In my many years of teaching classes, a certain problem reoccurs over and over again, one that is frustrating for the teacher as well as the student. Between class lessons, the student fails to achieve the required knitting to be prepared to learn the next step. They fall behind and, more often than not, they then give up on the project all together. For me, this is a problem that can be addressed by simply setting goals and doing your very best to achieve them.
I have so much knitting that I want to achieve that the only way for me to do it all is to set goals for each day. I will share the method I use, but please do whatever works for you. When I start a project, I time myself to see how long it takes me to do a row or a round of knitting. For example, if I can get a row done in fifteen minutes, then I can get four rows done in an hour. Then I determine how many inches that four rows will make and from there I decide how many inches I want/need to achieve that day. I can then estimate how long my project will require for completion. It is much less stressful and overwhelming for me to work like this because I make steady progress and I can see the light at the end of the tunnel.

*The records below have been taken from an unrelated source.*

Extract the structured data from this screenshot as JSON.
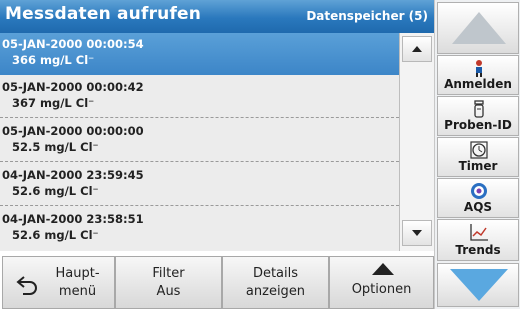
{
  "header": {
    "title": "Messdaten aufrufen",
    "memory_label": "Datenspeicher (5)"
  },
  "records": [
    {
      "datetime": "05-JAN-2000  00:00:54",
      "value": "366  mg/L  Cl⁻",
      "selected": true
    },
    {
      "datetime": "05-JAN-2000  00:00:42",
      "value": "367  mg/L  Cl⁻",
      "selected": false
    },
    {
      "datetime": "05-JAN-2000  00:00:00",
      "value": "52.5  mg/L  Cl⁻",
      "selected": false
    },
    {
      "datetime": "04-JAN-2000  23:59:45",
      "value": "52.6  mg/L  Cl⁻",
      "selected": false
    },
    {
      "datetime": "04-JAN-2000  23:58:51",
      "value": "52.6  mg/L  Cl⁻",
      "selected": false
    }
  ],
  "bottom": {
    "main_menu": [
      "Haupt-",
      "menü"
    ],
    "filter": [
      "Filter",
      "Aus"
    ],
    "details": [
      "Details",
      "anzeigen"
    ],
    "options": "Optionen"
  },
  "sidebar": {
    "items": [
      {
        "label": "Anmelden",
        "icon": "user-icon"
      },
      {
        "label": "Proben-ID",
        "icon": "sample-vial-icon"
      },
      {
        "label": "Timer",
        "icon": "timer-icon"
      },
      {
        "label": "AQS",
        "icon": "aqs-icon"
      },
      {
        "label": "Trends",
        "icon": "trends-chart-icon"
      }
    ]
  },
  "colors": {
    "accent": "#2a78bd",
    "nav_arrow": "#5aa8e0"
  }
}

A student of mine uses a variation of this. She figures out how much time she has to knit each day, typically about two hours in the evening about five days per week, and then figure how many rows, rounds or inches she can get done in that time. So, if she is working on a project that takes her ten minutes per round, she can get twelve rounds done in her allotted knitting time. If twelve rounds equal two inches, then it is fairly simple to figure out how long the project will take her.
Even if you are working on a large project, goal-setting like this can help you see regular progress on your project, which is always an encouragement to continue.
Additionally, I adhere to the “fifteen minutes a day” rule for learning a new skill: Only work on a new knitting technique for fifteen minutes each day, and before you know it, you will have it mastered.
However, I also advise my students to be gentle with themselves if they miss a goal for a certain day. It’s ok, life happens, and it is only knitting. We don’t need one more thing to feel guilty about. Just get up the next day and work toward that goal.